- [What needs to be done]: Output every record word for word.

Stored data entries
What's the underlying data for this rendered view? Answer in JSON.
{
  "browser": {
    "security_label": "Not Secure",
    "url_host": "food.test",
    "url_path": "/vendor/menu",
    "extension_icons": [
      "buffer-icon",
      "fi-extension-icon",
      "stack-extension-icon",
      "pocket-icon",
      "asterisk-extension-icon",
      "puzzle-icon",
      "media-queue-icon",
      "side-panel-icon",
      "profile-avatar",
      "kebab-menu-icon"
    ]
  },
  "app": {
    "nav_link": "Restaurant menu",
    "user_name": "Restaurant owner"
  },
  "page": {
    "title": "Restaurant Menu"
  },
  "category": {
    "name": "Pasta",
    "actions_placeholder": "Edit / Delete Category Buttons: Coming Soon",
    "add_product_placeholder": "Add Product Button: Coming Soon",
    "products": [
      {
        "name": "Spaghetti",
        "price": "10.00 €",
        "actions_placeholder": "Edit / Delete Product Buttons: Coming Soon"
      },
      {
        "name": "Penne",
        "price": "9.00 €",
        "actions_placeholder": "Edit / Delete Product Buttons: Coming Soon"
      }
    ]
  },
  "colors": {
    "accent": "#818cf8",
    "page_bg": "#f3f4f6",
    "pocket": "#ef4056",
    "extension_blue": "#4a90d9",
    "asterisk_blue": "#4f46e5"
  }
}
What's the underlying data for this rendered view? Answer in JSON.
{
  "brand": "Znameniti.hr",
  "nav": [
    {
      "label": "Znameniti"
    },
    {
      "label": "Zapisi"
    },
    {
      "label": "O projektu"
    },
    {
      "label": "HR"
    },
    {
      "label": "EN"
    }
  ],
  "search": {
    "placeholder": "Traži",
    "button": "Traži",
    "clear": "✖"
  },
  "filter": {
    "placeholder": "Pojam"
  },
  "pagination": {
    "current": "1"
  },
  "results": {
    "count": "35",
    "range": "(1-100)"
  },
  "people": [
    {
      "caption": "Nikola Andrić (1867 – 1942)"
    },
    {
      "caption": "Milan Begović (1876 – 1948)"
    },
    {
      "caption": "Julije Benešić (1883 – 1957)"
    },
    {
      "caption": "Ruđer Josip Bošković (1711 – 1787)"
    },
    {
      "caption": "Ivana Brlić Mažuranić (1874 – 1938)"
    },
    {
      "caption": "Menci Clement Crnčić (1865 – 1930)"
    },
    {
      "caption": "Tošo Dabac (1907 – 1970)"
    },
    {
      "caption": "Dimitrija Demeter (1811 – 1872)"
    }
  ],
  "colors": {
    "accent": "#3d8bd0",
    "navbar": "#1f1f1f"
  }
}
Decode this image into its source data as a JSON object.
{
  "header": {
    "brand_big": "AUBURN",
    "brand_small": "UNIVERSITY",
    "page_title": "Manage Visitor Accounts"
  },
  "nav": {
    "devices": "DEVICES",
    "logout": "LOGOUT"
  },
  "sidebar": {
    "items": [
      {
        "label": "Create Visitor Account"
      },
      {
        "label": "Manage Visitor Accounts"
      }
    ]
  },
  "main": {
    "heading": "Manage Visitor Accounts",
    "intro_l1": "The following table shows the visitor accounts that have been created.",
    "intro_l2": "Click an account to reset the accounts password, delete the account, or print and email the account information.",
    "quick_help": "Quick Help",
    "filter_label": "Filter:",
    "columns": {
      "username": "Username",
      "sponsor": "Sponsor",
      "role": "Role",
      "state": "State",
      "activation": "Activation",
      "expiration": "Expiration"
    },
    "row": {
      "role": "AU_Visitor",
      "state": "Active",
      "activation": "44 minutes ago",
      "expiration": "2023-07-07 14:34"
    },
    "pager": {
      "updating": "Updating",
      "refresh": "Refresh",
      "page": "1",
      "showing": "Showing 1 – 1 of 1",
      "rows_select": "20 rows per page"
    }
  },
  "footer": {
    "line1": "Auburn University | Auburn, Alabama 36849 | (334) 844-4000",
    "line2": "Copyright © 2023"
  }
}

- [Expected answer]:
What's the underlying data for this rendered view? Answer in JSON.
{
  "browser": {
    "security_label": "Not Secure",
    "url_host": "food.test",
    "url_path": "/vendor/menu",
    "extension_icons": [
      "buffer-icon",
      "fi-extension-icon",
      "stack-extension-icon",
      "pocket-icon",
      "asterisk-extension-icon",
      "puzzle-icon",
      "media-queue-icon",
      "side-panel-icon",
      "profile-avatar",
      "kebab-menu-icon"
    ]
  },
  "app": {
    "nav_link": "Restaurant menu",
    "user_name": "Restaurant owner"
  },
  "page": {
    "title": "Restaurant Menu"
  },
  "category": {
    "name": "Pasta",
    "actions_placeholder": "Edit / Delete Category Buttons: Coming Soon",
    "add_product_placeholder": "Add Product Button: Coming Soon",
    "products": [
      {
        "name": "Spaghetti",
        "price": "10.00 €",
        "actions_placeholder": "Edit / Delete Product Buttons: Coming Soon"
      },
      {
        "name": "Penne",
        "price": "9.00 €",
        "actions_placeholder": "Edit / Delete Product Buttons: Coming Soon"
      }
    ]
  },
  "colors": {
    "accent": "#818cf8",
    "page_bg": "#f3f4f6",
    "pocket": "#ef4056",
    "extension_blue": "#4a90d9",
    "asterisk_blue": "#4f46e5"
  }
}
What's the underlying data for this rendered view? Answer in JSON.
{
  "brand": "Znameniti.hr",
  "nav": [
    {
      "label": "Znameniti"
    },
    {
      "label": "Zapisi"
    },
    {
      "label": "O projektu"
    },
    {
      "label": "HR"
    },
    {
      "label": "EN"
    }
  ],
  "search": {
    "placeholder": "Traži",
    "button": "Traži",
    "clear": "✖"
  },
  "filter": {
    "placeholder": "Pojam"
  },
  "pagination": {
    "current": "1"
  },
  "results": {
    "count": "35",
    "range": "(1-100)"
  },
  "people": [
    {
      "caption": "Nikola Andrić (1867 – 1942)"
    },
    {
      "caption": "Milan Begović (1876 – 1948)"
    },
    {
      "caption": "Julije Benešić (1883 – 1957)"
    },
    {
      "caption": "Ruđer Josip Bošković (1711 – 1787)"
    },
    {
      "caption": "Ivana Brlić Mažuranić (1874 – 1938)"
    },
    {
      "caption": "Menci Clement Crnčić (1865 – 1930)"
    },
    {
      "caption": "Tošo Dabac (1907 – 1970)"
    },
    {
      "caption": "Dimitrija Demeter (1811 – 1872)"
    }
  ],
  "colors": {
    "accent": "#3d8bd0",
    "navbar": "#1f1f1f"
  }
}
Decode this image into its source data as a JSON object.
{
  "header": {
    "brand_big": "AUBURN",
    "brand_small": "UNIVERSITY",
    "page_title": "Manage Visitor Accounts"
  },
  "nav": {
    "devices": "DEVICES",
    "logout": "LOGOUT"
  },
  "sidebar": {
    "items": [
      {
        "label": "Create Visitor Account"
      },
      {
        "label": "Manage Visitor Accounts"
      }
    ]
  },
  "main": {
    "heading": "Manage Visitor Accounts",
    "intro_l1": "The following table shows the visitor accounts that have been created.",
    "intro_l2": "Click an account to reset the accounts password, delete the account, or print and email the account information.",
    "quick_help": "Quick Help",
    "filter_label": "Filter:",
    "columns": {
      "username": "Username",
      "sponsor": "Sponsor",
      "role": "Role",
      "state": "State",
      "activation": "Activation",
      "expiration": "Expiration"
    },
    "row": {
      "role": "AU_Visitor",
      "state": "Active",
      "activation": "44 minutes ago",
      "expiration": "2023-07-07 14:34"
    },
    "pager": {
      "updating": "Updating",
      "refresh": "Refresh",
      "page": "1",
      "showing": "Showing 1 – 1 of 1",
      "rows_select": "20 rows per page"
    }
  },
  "footer": {
    "line1": "Auburn University | Auburn, Alabama 36849 | (334) 844-4000",
    "line2": "Copyright © 2023"
  }
}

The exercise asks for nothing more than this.